The biggest conversation around the movies in 2016 hinges on two contradictory facts. First, everyone loves to complain that all Hollywood makes is sequels, remakes, and movies based on board games and toys. Second, all everyone goes to see is sequels, remakes, and movies based on board games and toys. Of the 10 highest-grossing films of 2015, only one was based on an original idea: Pixar’s Inside Out. Meanwhile, many of the year’s biggest box-office bombs—Jupiter Ascending, Tomorrowland, Blackhat, Strange Magic, Crimson Peak, Chappie—bombed because viewers scratched their heads at them, unsure what to expect from such an unfamiliar property.
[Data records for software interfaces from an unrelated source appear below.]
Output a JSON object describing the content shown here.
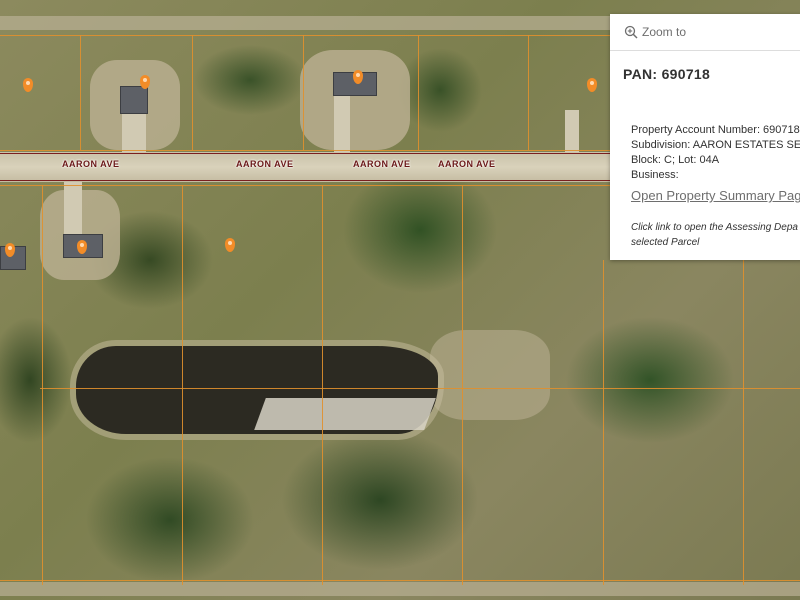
{
  "map": {
    "road_labels": [
      "AARON AVE",
      "AARON AVE",
      "AARON AVE",
      "AARON AVE"
    ],
    "parcel_line_color": "#e0902e",
    "road_line_color": "#7a1f1f",
    "pin_color": "#f28c28",
    "pins": [
      "parcel-pin",
      "parcel-pin",
      "parcel-pin",
      "parcel-pin",
      "parcel-pin",
      "parcel-pin",
      "parcel-pin"
    ]
  },
  "popup": {
    "zoom_icon": "magnifier-plus-icon",
    "zoom_label": "Zoom to",
    "title": "PAN: 690718",
    "attributes": [
      "Property Account Number: 690718",
      "Subdivision: AARON ESTATES SEC",
      "Block: C;  Lot:  04A",
      "Business:"
    ],
    "link": "Open Property Summary Pag",
    "note": "Click link to open the Assessing Depa selected Parcel"
  }
}
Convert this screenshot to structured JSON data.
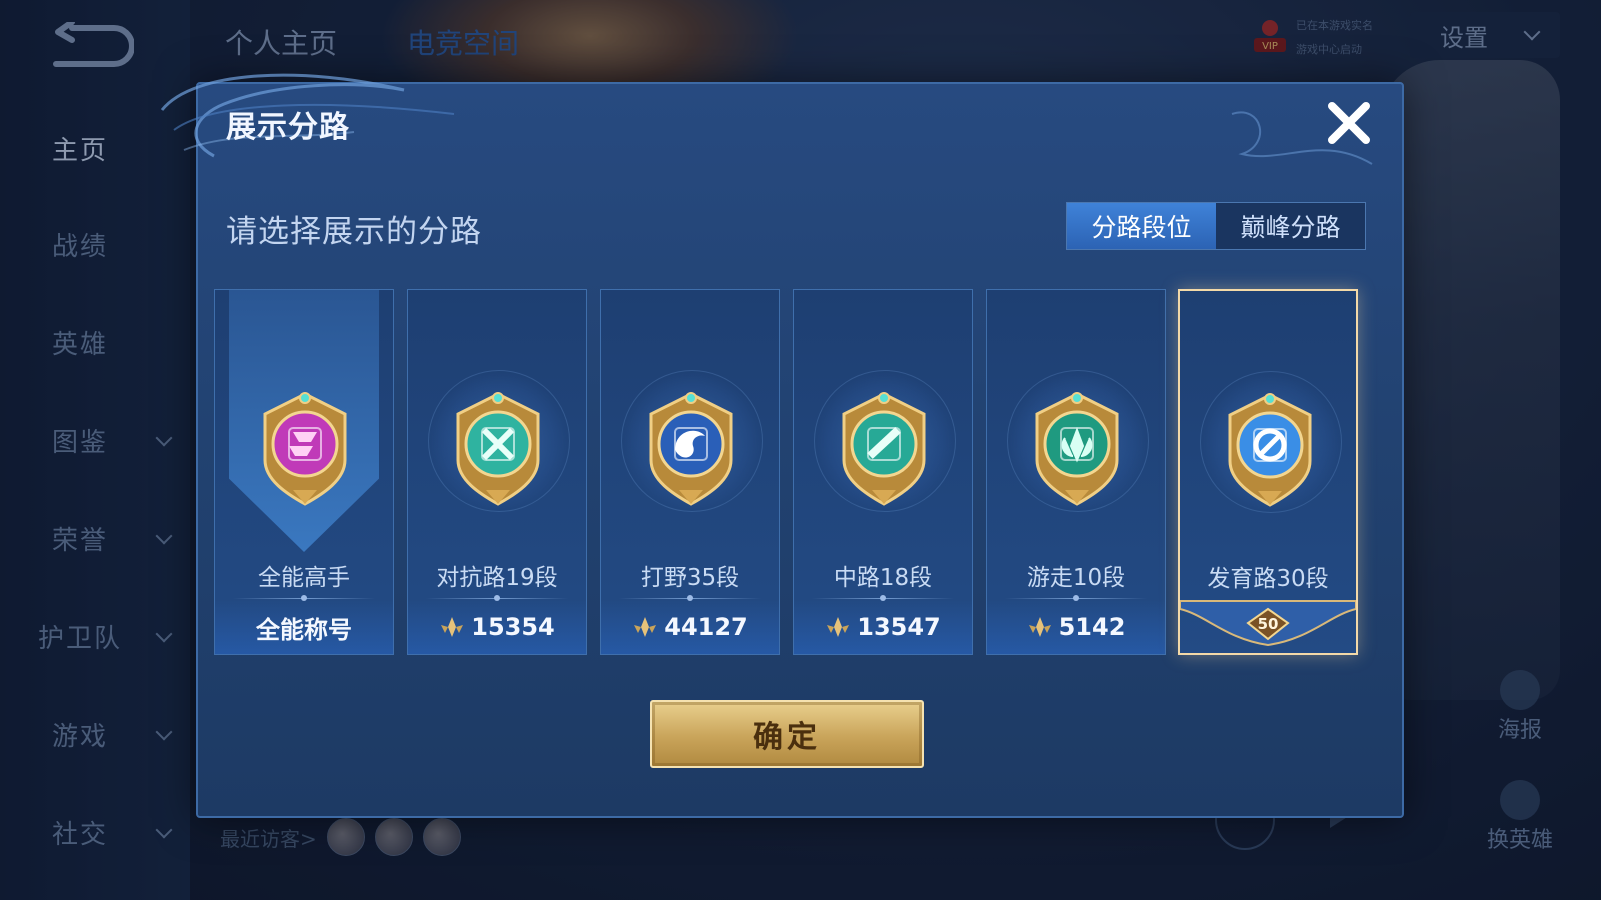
{
  "sidebar": {
    "back_icon": "back-arrow-icon",
    "items": [
      {
        "label": "主页",
        "has_dropdown": false,
        "active": true
      },
      {
        "label": "战绩",
        "has_dropdown": false
      },
      {
        "label": "英雄",
        "has_dropdown": false
      },
      {
        "label": "图鉴",
        "has_dropdown": true
      },
      {
        "label": "荣誉",
        "has_dropdown": true
      },
      {
        "label": "护卫队",
        "has_dropdown": true
      },
      {
        "label": "游戏",
        "has_dropdown": true
      },
      {
        "label": "社交",
        "has_dropdown": true
      }
    ]
  },
  "header": {
    "tabs": [
      {
        "label": "个人主页"
      },
      {
        "label": "电竞空间",
        "selected": true
      }
    ],
    "vip_badge": "VIP",
    "vip_lines": [
      "已在本游戏实名",
      "游戏中心启动"
    ],
    "settings_label": "设置"
  },
  "right_panel": {
    "poster_label": "海报",
    "swap_hero_label": "换英雄"
  },
  "footer": {
    "recent_visitors_label": "最近访客>",
    "visitor_count_shown": 3
  },
  "modal": {
    "title": "展示分路",
    "subtitle": "请选择展示的分路",
    "segments": [
      {
        "label": "分路段位",
        "active": true
      },
      {
        "label": "巅峰分路",
        "active": false
      }
    ],
    "cards": [
      {
        "name": "全能高手",
        "footer": "全能称号",
        "badge": "all-round-master-badge-icon",
        "badge_color": "#c03ab8",
        "selected": false
      },
      {
        "name": "对抗路19段",
        "score": "15354",
        "badge": "clash-lane-badge-icon",
        "badge_color": "#2fb3a0",
        "selected": false
      },
      {
        "name": "打野35段",
        "score": "44127",
        "badge": "jungle-badge-icon",
        "badge_color": "#2a5fb8",
        "selected": false
      },
      {
        "name": "中路18段",
        "score": "13547",
        "badge": "mid-lane-badge-icon",
        "badge_color": "#27a996",
        "selected": false
      },
      {
        "name": "游走10段",
        "score": "5142",
        "badge": "roam-badge-icon",
        "badge_color": "#1f9a80",
        "selected": false
      },
      {
        "name": "发育路30段",
        "level": "50",
        "badge": "farm-lane-badge-icon",
        "badge_color": "#3a8ee6",
        "selected": true
      }
    ],
    "confirm_label": "确定"
  },
  "colors": {
    "modal_bg": "#21416f",
    "accent_blue": "#3f82d8",
    "gold": "#e9d08e",
    "selected_border": "#f3d9a8"
  }
}
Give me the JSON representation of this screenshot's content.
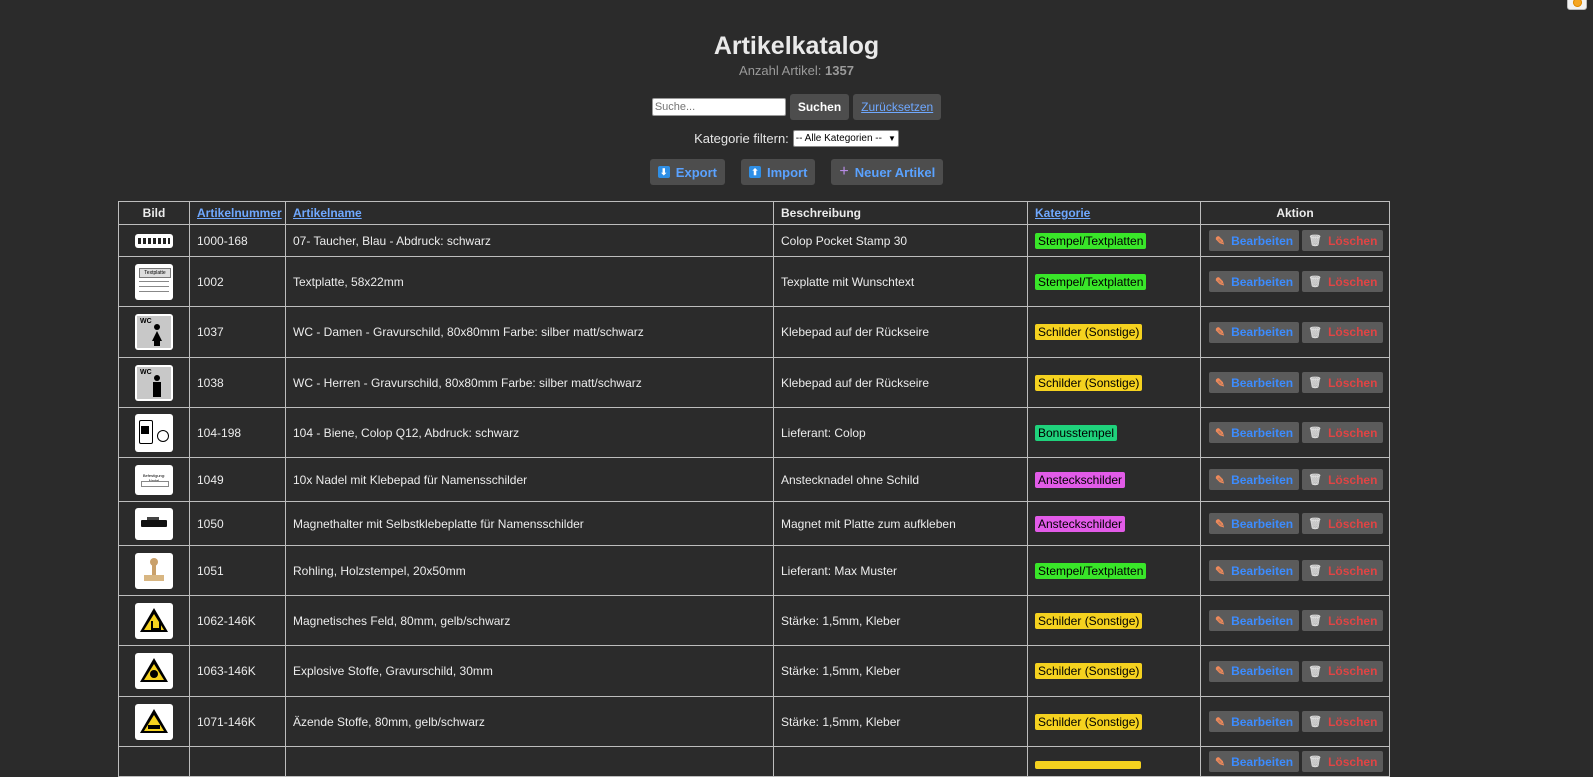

Though not all these movies were great, that didn’t stop most similarly panned sequels and reboots—such as Terminator: Genisys, Hotel Transylvania 2, Ted 2, and Taken 3—from turning a profit.
Here’s the thing: You can’t blame Hollywood for making more of what you’ll pay to see! So, heading in to the weekend of Batman v. Superman and My Big Fat Greek Wedding 2, we came up with a handy litmus test to determine who gets to do the complaining.
A note on methodology: This calculator separates original films from sequels, remakes, and adaptations based on whether the film is based on any pre-existing creative property. “But The Lego Movie was an original story!” you might say. Sure, but what Hollywood cares about is that The Lego Movie had “preawareness”—something familiar in the title that let audiences know a little about what to expect. Once you try to distinguish between movies like The Lego Movie, Transformers, Battleship, and Clue based on which feel more novel, you’re entering a gray area, and not really thinking like a Hollywood exec. Same with The Martian vs. Ant-Man vs. American Sniper vs. Fifty Shades of Grey vs. The Hunger Games, which are all based on books, or Cinderella vs. Mirror Mirror vs. Maleficent vs. Frozen vs. Snow White and the Huntsman, which are all based on fairy tales. So for the purposes of this calculator, they’re all adaptations.
Correction, March 24, 2016: This interactive originally identified Kingsman: The Secret Service as an original film. It is based on a comic-book series.